Remission Policy of 1992:
As per this policy, the convicts who on and after 18.12.1978 have served out 14 clear years imprisonment, can be allowed premature release.
It doesn’t explicitly define the nature of the crime to be considered while deciding on a remission plea.
Later the convict urged the SC to admit the plea, as he had undergone a sentence of more than 15 years without remission, as of April 1, 2022.
The SC while admitting the plea, ruled that:
It was the competency of the state, to examine the remission plea since the crime had occurred there.
Also after the conclusion of the trial and passing of the judgment, all further proceedings have to be taken in the State where the crime was committed and not the State where the trial stands transferred and concluded.
The apex court also directed the State to consider the application for premature release under the “policy dated 9th July 1992 which was existing at the time of his conviction”.
It has been noted that in the case of the State of Haryana vs. Jagdish that the application for a grant of premature release will have to be considered based on the policy existing on the date of conviction.
Formation of the Committee:
Following the decision by the SC, a committee was formed by the Gujarat government.
The committee relied on the 1992 policy, also the remission was granted after taking into consideration prisoners “age, nature of the crime, behavior in prison.”
The panel “unanimously” decided on the remission of those convicted and forwarded its recommendations to the State Home Department.
The State accepted the recommendation and allowed the release.
Thus all the 11 convicts were released on August 15, from the Godhra sub-jail where they were serving their sentence.
Concerns and Public Outrage
To commemorate the 75th anniversary of Independence, the Ministry of Home Affairs had instructed the States and the Union Territories to grant special remission to 12 categories of prisoners, which included “prisoners convicted for the offense of rape”.
The committee decision not only triggered public outrage but also pointed out the shortcomings and inconsistencies of remission policies.
1992 remission policy does not mention the nature of the crime. Whereas, under the Remission policy of 2014 norms, a person convicted of gang rape and murder cannot be released prematurely.
The decision of remission violates the Center’s latest guidelines on remission.

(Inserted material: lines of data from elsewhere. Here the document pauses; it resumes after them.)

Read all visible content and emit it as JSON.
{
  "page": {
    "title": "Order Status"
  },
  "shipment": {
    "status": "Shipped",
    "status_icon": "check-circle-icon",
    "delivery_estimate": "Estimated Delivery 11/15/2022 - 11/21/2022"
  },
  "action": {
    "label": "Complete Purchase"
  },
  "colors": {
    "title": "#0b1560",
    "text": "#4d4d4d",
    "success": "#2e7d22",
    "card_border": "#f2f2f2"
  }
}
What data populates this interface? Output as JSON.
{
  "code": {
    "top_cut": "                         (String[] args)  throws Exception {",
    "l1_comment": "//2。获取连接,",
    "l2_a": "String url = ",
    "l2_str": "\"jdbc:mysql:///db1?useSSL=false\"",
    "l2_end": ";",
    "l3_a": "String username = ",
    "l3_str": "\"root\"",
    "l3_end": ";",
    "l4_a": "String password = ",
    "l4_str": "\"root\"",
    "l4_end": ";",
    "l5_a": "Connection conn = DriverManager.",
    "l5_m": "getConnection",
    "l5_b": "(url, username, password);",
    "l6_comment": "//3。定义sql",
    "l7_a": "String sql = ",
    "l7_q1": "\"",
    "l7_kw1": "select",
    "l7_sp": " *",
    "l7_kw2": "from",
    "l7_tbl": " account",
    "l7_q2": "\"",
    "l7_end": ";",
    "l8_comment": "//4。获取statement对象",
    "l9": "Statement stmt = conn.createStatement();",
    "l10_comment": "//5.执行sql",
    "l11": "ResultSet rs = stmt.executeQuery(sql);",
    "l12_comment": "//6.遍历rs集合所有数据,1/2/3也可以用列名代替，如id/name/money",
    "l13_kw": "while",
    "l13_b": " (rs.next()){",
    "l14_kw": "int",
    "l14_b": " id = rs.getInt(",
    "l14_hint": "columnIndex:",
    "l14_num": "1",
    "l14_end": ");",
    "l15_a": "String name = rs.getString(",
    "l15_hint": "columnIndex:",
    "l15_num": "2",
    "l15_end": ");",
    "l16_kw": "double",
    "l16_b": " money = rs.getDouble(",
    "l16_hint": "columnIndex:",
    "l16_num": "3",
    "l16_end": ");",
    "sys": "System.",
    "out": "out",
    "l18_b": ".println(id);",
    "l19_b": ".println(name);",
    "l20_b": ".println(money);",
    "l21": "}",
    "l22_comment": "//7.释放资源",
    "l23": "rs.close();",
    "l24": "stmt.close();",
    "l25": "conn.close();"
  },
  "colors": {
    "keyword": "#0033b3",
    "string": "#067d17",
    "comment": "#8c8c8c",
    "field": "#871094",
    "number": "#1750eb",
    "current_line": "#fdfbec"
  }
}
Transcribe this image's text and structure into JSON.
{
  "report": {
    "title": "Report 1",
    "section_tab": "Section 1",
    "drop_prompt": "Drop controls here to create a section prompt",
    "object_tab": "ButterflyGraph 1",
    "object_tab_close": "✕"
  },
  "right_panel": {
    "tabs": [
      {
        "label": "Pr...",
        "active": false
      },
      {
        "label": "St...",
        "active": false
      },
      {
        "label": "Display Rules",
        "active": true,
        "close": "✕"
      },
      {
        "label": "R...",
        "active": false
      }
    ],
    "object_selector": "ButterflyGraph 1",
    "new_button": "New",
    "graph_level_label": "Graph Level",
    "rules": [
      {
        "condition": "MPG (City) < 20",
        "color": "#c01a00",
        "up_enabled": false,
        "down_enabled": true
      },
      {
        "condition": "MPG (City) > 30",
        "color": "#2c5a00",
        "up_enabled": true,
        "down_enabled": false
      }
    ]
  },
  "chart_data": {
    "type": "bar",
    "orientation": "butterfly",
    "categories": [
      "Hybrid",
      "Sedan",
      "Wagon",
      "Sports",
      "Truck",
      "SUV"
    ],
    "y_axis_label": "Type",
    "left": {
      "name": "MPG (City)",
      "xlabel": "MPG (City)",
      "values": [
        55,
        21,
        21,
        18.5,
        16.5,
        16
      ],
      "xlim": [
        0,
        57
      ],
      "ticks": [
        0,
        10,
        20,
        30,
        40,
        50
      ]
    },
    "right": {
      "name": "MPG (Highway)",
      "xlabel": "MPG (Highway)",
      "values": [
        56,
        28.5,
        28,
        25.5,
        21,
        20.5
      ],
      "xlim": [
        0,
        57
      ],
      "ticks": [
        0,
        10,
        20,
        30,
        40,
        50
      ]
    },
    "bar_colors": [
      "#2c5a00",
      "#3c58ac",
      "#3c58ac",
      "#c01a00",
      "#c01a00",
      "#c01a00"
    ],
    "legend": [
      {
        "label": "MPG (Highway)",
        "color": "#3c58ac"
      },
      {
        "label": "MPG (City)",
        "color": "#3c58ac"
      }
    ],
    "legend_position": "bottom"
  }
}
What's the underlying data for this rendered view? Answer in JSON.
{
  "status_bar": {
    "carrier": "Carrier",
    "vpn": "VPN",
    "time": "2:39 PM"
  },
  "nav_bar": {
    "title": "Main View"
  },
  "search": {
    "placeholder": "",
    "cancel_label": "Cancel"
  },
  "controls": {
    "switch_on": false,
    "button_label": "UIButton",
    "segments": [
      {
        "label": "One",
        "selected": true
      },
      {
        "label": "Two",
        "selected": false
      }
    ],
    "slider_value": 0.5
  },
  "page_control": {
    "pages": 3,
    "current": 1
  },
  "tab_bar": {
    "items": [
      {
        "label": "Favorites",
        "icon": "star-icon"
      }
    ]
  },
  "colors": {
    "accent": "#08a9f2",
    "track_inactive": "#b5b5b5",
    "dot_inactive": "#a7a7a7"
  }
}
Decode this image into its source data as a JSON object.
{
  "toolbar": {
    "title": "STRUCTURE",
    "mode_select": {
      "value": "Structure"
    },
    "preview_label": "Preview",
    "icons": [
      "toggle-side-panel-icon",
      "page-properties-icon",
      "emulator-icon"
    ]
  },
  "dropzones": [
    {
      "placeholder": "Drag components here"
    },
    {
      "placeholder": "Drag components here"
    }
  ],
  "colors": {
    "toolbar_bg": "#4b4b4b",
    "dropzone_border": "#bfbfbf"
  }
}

It is also claimed in defense of the Gujarat government decision, that the guidelines did not apply in the Bilkis Bano case since the SC had directed the State to take into account the 1992 policy.